The key to this book is that he travels to the counties as history and geography created them. This is done strictly to pre 1974 lines. (The 1972 Local Government Act redrew county boundaries for the purpose of rationalising provision. Out went historic counties like Rutland and Westmoreland and in came places that nobody can place on a map; Avon, Salop, Cleveland, and regions like Hyndburn and Kirklees (Accrington and Huddersfield in old money)). Happily local pressure has got rid of some of these changes – Rutland was abolished in 1974 but made a comeback in 1995 – but a great deal was lost and very little gained by the changes. Not all were bad. I myself am a proud Lancastrian who saw my home moved into Cumbria. I’ve never liked the idea of Cumbria and certainly never felt Cumbrian. But a great number, especially of those who continued to live there, like their new addresses very much.

DSC_0830This leads on to another point for which Lancashire is a very good example. What happens to an industrial county when the industry is removed and precious little is put back in its place? Engel deals with this eloquently, with affection but sadness. I can see why my old friends and neighbours are happy to turn away from the few surviving mills and shipyards and point their futures at the mountains and lakes.
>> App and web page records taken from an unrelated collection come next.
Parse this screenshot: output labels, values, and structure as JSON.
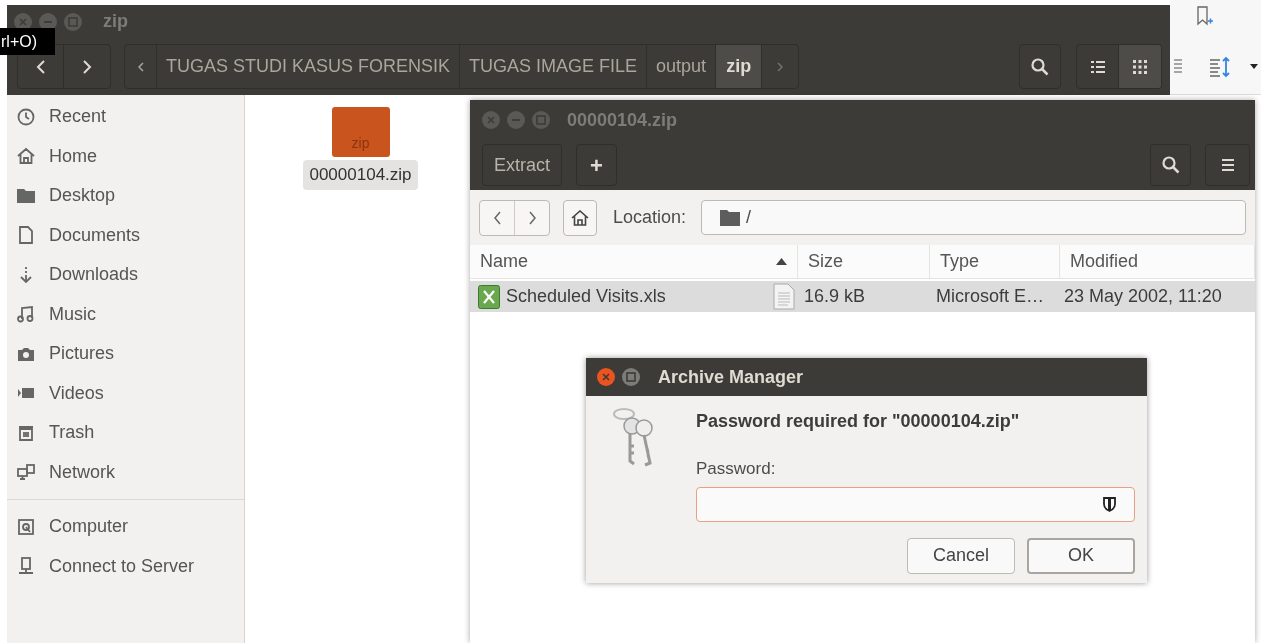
{
  "file_manager": {
    "title": "zip",
    "tooltip": "rl+O)",
    "path": [
      {
        "label": "TUGAS STUDI KASUS FORENSIK",
        "selected": false
      },
      {
        "label": "TUGAS IMAGE FILE",
        "selected": false
      },
      {
        "label": "output",
        "selected": false
      },
      {
        "label": "zip",
        "selected": true
      }
    ],
    "view_modes": [
      {
        "kind": "list",
        "selected": false
      },
      {
        "kind": "grid",
        "selected": true
      }
    ],
    "sidebar": [
      {
        "items": [
          {
            "kind": "recent",
            "label": "Recent"
          },
          {
            "kind": "home",
            "label": "Home"
          },
          {
            "kind": "desktop",
            "label": "Desktop"
          },
          {
            "kind": "documents",
            "label": "Documents"
          },
          {
            "kind": "downloads",
            "label": "Downloads"
          },
          {
            "kind": "music",
            "label": "Music"
          },
          {
            "kind": "pictures",
            "label": "Pictures"
          },
          {
            "kind": "videos",
            "label": "Videos"
          },
          {
            "kind": "trash",
            "label": "Trash"
          },
          {
            "kind": "network",
            "label": "Network"
          }
        ]
      },
      {
        "items": [
          {
            "kind": "computer",
            "label": "Computer"
          },
          {
            "kind": "server",
            "label": "Connect to Server"
          }
        ]
      }
    ],
    "files": [
      {
        "name": "00000104.zip",
        "icon_label": "zip",
        "selected": true
      }
    ]
  },
  "archive_manager": {
    "title": "00000104.zip",
    "extract": "Extract",
    "add": "+",
    "location_label": "Location:",
    "location": "/",
    "columns": [
      {
        "label": "Name",
        "sorted": true
      },
      {
        "label": "Size",
        "sorted": false
      },
      {
        "label": "Type",
        "sorted": false
      },
      {
        "label": "Modified",
        "sorted": false
      }
    ],
    "rows": [
      {
        "name": "Scheduled Visits.xls",
        "size": "16.9 kB",
        "type": "Microsoft E…",
        "modified": "23 May 2002, 11:20",
        "selected": true
      }
    ]
  },
  "dialog": {
    "title": "Archive Manager",
    "heading": "Password required for \"00000104.zip\"",
    "field_label": "Password:",
    "buttons": [
      {
        "label": "Cancel",
        "default": false
      },
      {
        "label": "OK",
        "default": true
      }
    ]
  }
}
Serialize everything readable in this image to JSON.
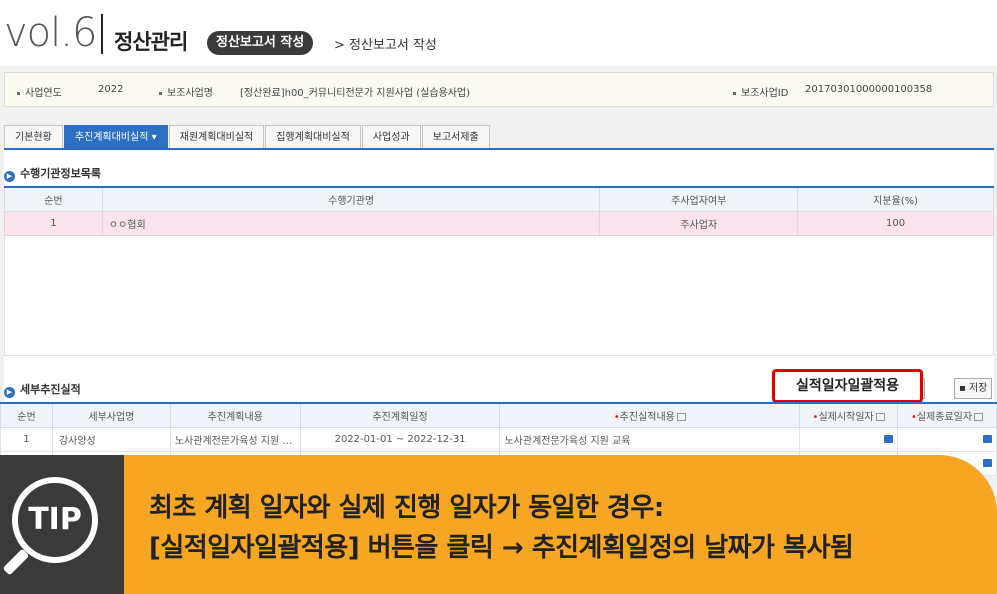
{
  "header": {
    "vol": "vol.6",
    "section": "정산관리",
    "pill": "정산보고서 작성",
    "crumb": "> 정산보고서 작성"
  },
  "info": {
    "year_label": "사업연도",
    "year_value": "2022",
    "project_label": "보조사업명",
    "project_value": "[정산완료]h00_커뮤니티전문가 지원사업 (실습용사업)",
    "id_label": "보조사업ID",
    "id_value": "20170301000000100358"
  },
  "tabs": [
    {
      "label": "기본현황"
    },
    {
      "label": "추진계획대비실적 ▾"
    },
    {
      "label": "재원계획대비실적"
    },
    {
      "label": "집행계획대비실적"
    },
    {
      "label": "사업성과"
    },
    {
      "label": "보고서제출"
    }
  ],
  "section1": {
    "title": "수행기관정보목록",
    "columns": [
      "순번",
      "수행기관명",
      "주사업자여부",
      "지분율(%)"
    ],
    "rows": [
      {
        "no": "1",
        "name": "ㅇㅇ협회",
        "main": "주사업자",
        "share": "100"
      }
    ]
  },
  "section2": {
    "title": "세부추진실적",
    "highlight_button": "실적일자일괄적용",
    "partial_button": "용",
    "save_button": "저장",
    "columns": [
      "순번",
      "세부사업명",
      "추진계획내용",
      "추진계획일정",
      "추진실적내용",
      "실제시작일자",
      "실제종료일자"
    ],
    "rows": [
      {
        "no": "1",
        "name": "강사양성",
        "plan": "노사관계전문가육성 지원 …",
        "schedule": "2022-01-01 ~ 2022-12-31",
        "result": "노사관계전문가육성 지원 교육"
      }
    ]
  },
  "tip": {
    "badge": "TIP",
    "line1": "최초 계획 일자와 실제 진행 일자가 동일한 경우:",
    "line2": "[실적일자일괄적용] 버튼을 클릭 → 추진계획일정의 날짜가 복사됨"
  },
  "colors": {
    "accent": "#2d6fc3",
    "tip_yellow": "#f6a623",
    "tip_dark": "#3a3a3a",
    "highlight_border": "#e00000",
    "row_pink": "#fbe4ee"
  }
}
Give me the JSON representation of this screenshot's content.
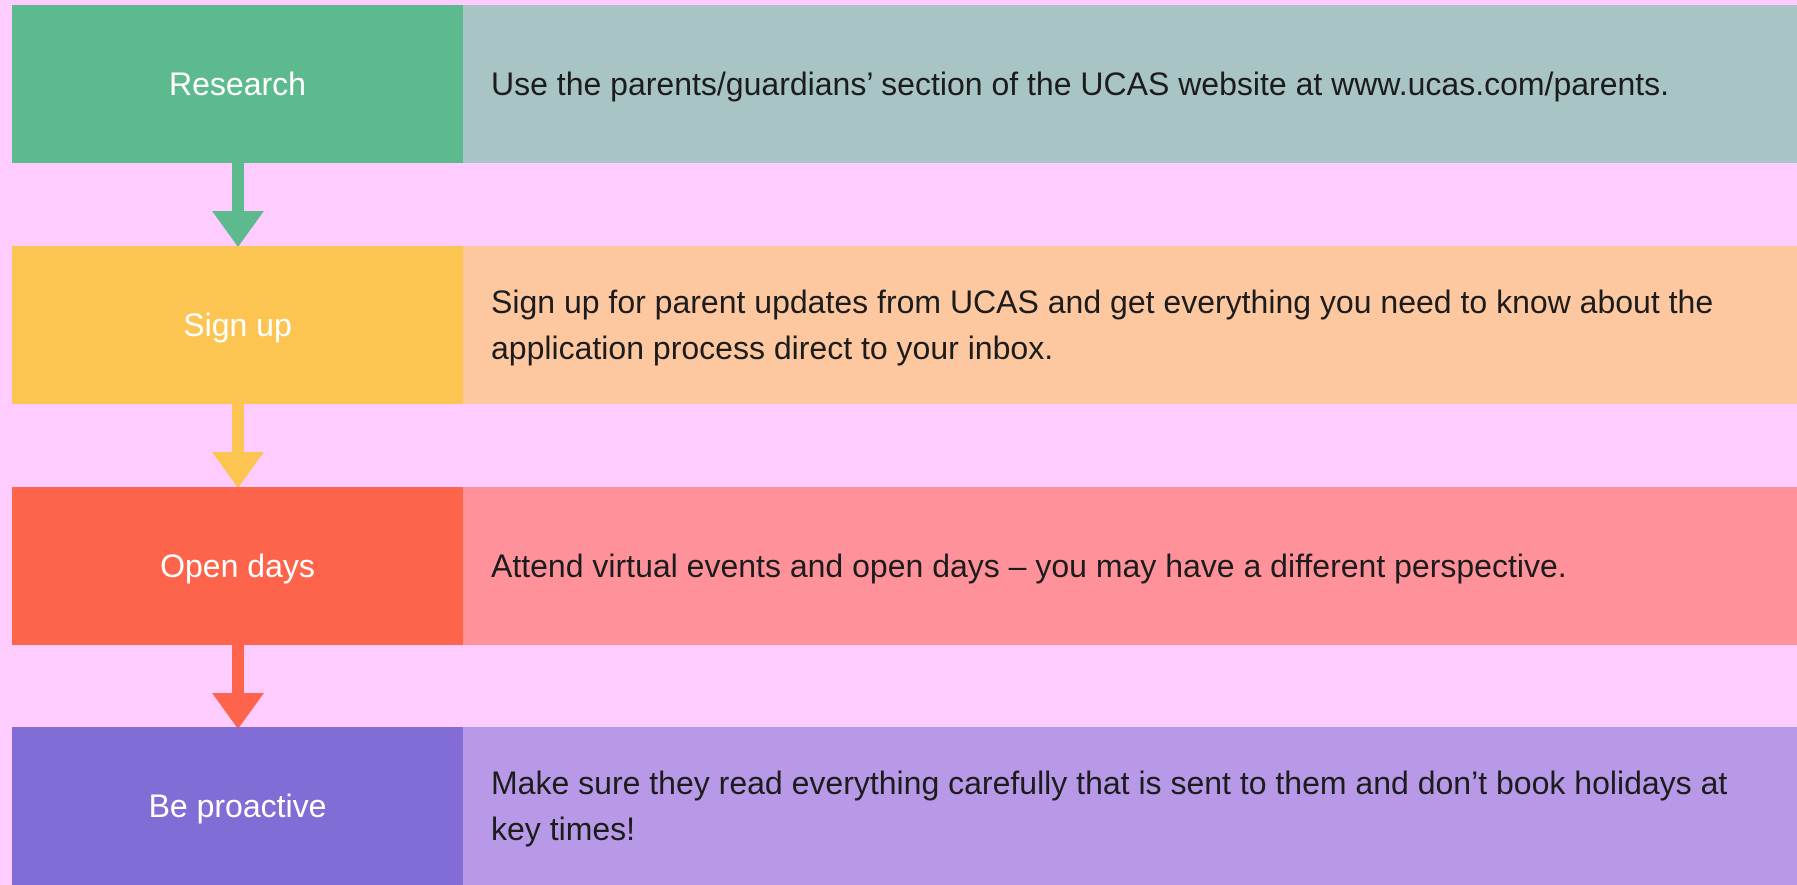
{
  "steps": [
    {
      "label": "Research",
      "description": "Use the parents/guardians’ section of the UCAS website at www.ucas.com/parents.",
      "label_color": "#5dba8e",
      "desc_color": "#a8c4c4",
      "arrow_color": "#5dba8e"
    },
    {
      "label": "Sign up",
      "description": "Sign up for parent updates from UCAS and get everything you need to know about the application process direct to your inbox.",
      "label_color": "#fcc552",
      "desc_color": "#fdc8a0",
      "arrow_color": "#fcc552"
    },
    {
      "label": "Open days",
      "description": "Attend virtual events and open days – you may have a different perspective.",
      "label_color": "#fe644b",
      "desc_color": "#ff919a",
      "arrow_color": "#fe644b"
    },
    {
      "label": "Be proactive",
      "description": "Make sure they read everything carefully that is sent to them and don’t book holidays at key times!",
      "label_color": "#826cd6",
      "desc_color": "#b899e8"
    }
  ]
}
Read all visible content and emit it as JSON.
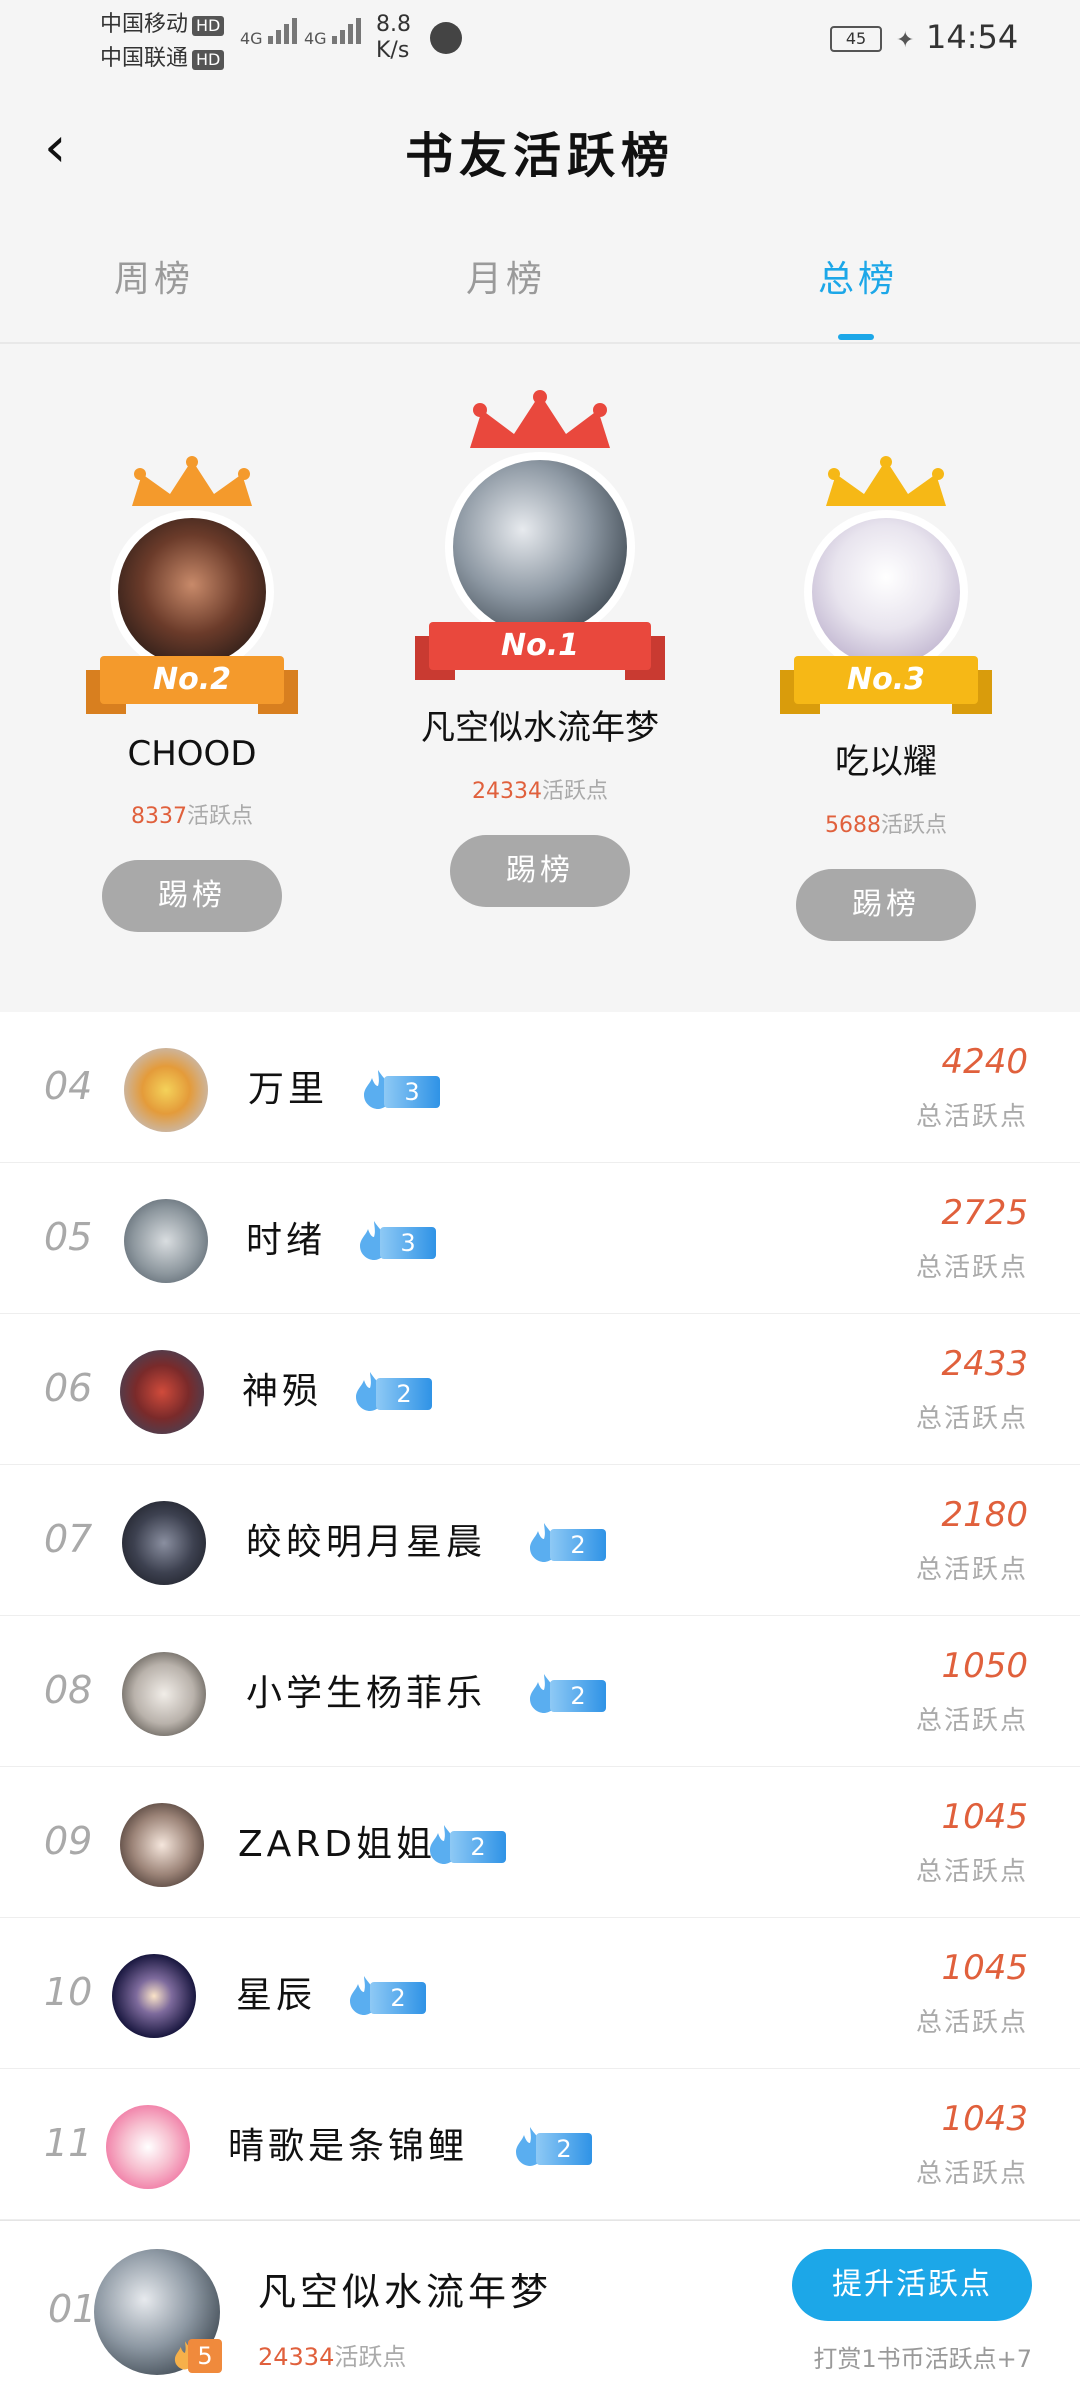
{
  "status_bar": {
    "carrier1": "中国移动",
    "carrier2": "中国联通",
    "hd": "HD",
    "net1": "4G",
    "net2": "4G",
    "speed_value": "8.8",
    "speed_unit": "K/s",
    "battery": "45",
    "time": "14:54",
    "icons": [
      "signal-icon",
      "globe-icon",
      "battery-icon",
      "leaf-icon"
    ]
  },
  "header": {
    "title": "书友活跃榜",
    "back_icon": "back-chevron-icon"
  },
  "tabs": [
    {
      "label": "周榜",
      "active": false
    },
    {
      "label": "月榜",
      "active": false
    },
    {
      "label": "总榜",
      "active": true
    }
  ],
  "podium": {
    "kick_label": "踢榜",
    "points_suffix": "活跃点",
    "second": {
      "badge": "No.2",
      "name": "CHOOD",
      "points": "8337"
    },
    "first": {
      "badge": "No.1",
      "name": "凡空似水流年梦",
      "points": "24334"
    },
    "third": {
      "badge": "No.3",
      "name": "吃以耀",
      "points": "5688"
    }
  },
  "list": {
    "score_label": "总活跃点",
    "rows": [
      {
        "rank": "04",
        "name": "万里",
        "level": "3",
        "score": "4240"
      },
      {
        "rank": "05",
        "name": "时绪",
        "level": "3",
        "score": "2725"
      },
      {
        "rank": "06",
        "name": "神殒",
        "level": "2",
        "score": "2433"
      },
      {
        "rank": "07",
        "name": "皎皎明月星晨",
        "level": "2",
        "score": "2180"
      },
      {
        "rank": "08",
        "name": "小学生杨菲乐",
        "level": "2",
        "score": "1050"
      },
      {
        "rank": "09",
        "name": "ZARD姐姐",
        "level": "2",
        "score": "1045"
      },
      {
        "rank": "10",
        "name": "星辰",
        "level": "2",
        "score": "1045"
      },
      {
        "rank": "11",
        "name": "晴歌是条锦鲤",
        "level": "2",
        "score": "1043"
      }
    ]
  },
  "my_bar": {
    "rank": "01",
    "name": "凡空似水流年梦",
    "level": "5",
    "points": "24334",
    "points_suffix": "活跃点",
    "boost_label": "提升活跃点",
    "tip": "打赏1书币活跃点+7"
  },
  "colors": {
    "accent": "#1ca7e8",
    "score": "#e0603c",
    "gold": "#f6b816",
    "orange": "#f49a2c",
    "red": "#e9483d"
  }
}
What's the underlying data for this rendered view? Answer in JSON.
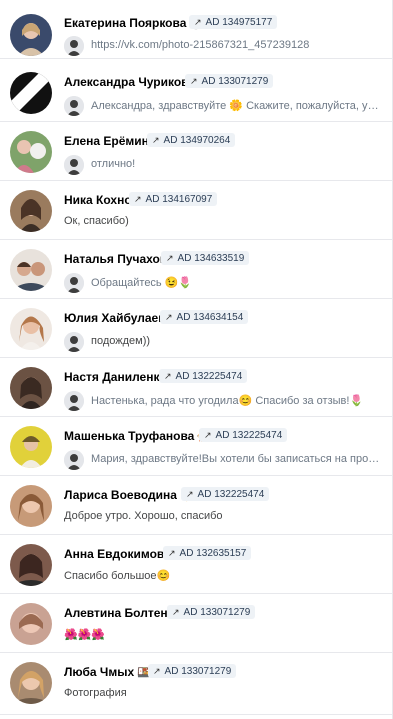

It’s a first class read. It’s funny and sharply observed. But it’s painful too. Unless it falls away badly in the last hundred pages (which I don’t expect it to) I recommend it heartily. Is it as good as Notes From a Small Island? It gives it a good run for its money and is certainly vastly superior to The Road to Little Dribbling.